Description of the task: Please count the lines of the listing below in which "VIDEO" occurs, and reply with the number only.

*** Opening Information ***

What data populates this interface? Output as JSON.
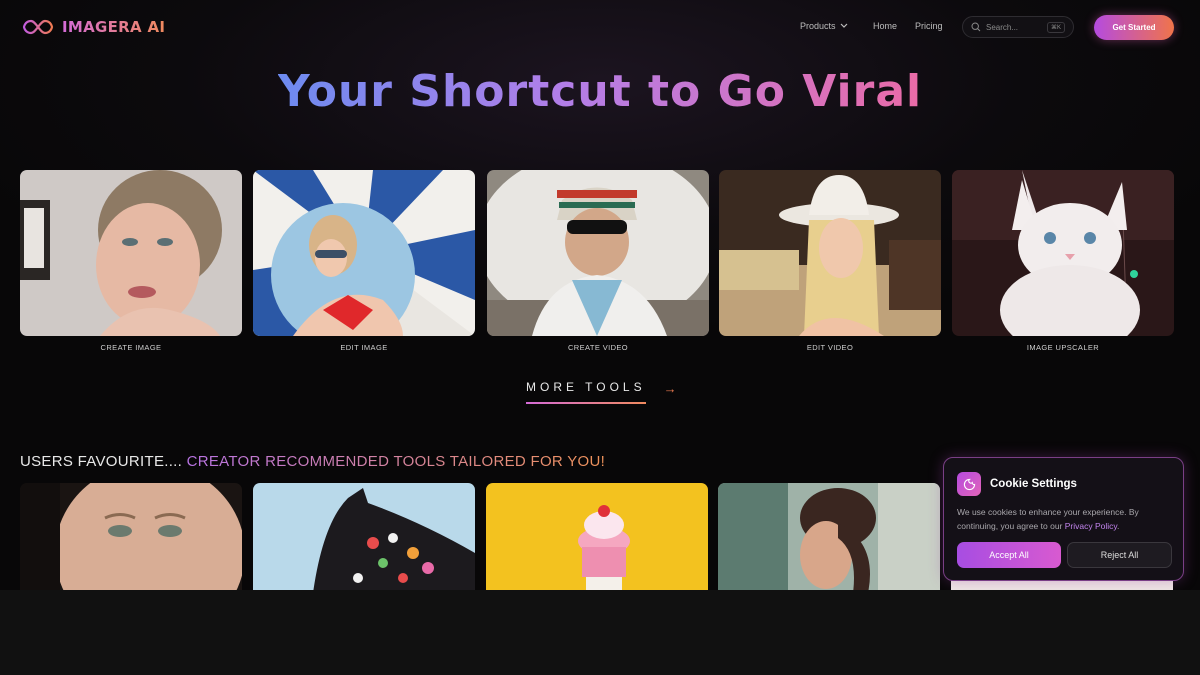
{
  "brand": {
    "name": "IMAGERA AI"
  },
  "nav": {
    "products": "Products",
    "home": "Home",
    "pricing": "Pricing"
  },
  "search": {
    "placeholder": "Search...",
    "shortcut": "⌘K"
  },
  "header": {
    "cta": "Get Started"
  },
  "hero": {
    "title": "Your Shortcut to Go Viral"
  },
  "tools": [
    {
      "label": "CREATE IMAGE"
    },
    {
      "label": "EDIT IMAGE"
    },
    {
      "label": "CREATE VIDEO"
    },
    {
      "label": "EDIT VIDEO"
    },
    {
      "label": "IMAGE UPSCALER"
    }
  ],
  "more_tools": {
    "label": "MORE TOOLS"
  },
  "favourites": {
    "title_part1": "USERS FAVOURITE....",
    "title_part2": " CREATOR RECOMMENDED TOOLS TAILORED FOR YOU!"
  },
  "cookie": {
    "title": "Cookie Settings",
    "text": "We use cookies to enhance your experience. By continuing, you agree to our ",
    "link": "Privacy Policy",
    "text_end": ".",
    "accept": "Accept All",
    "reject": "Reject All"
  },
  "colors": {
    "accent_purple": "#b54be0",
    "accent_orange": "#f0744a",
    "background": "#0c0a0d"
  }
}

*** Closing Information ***

Answer to this task: 2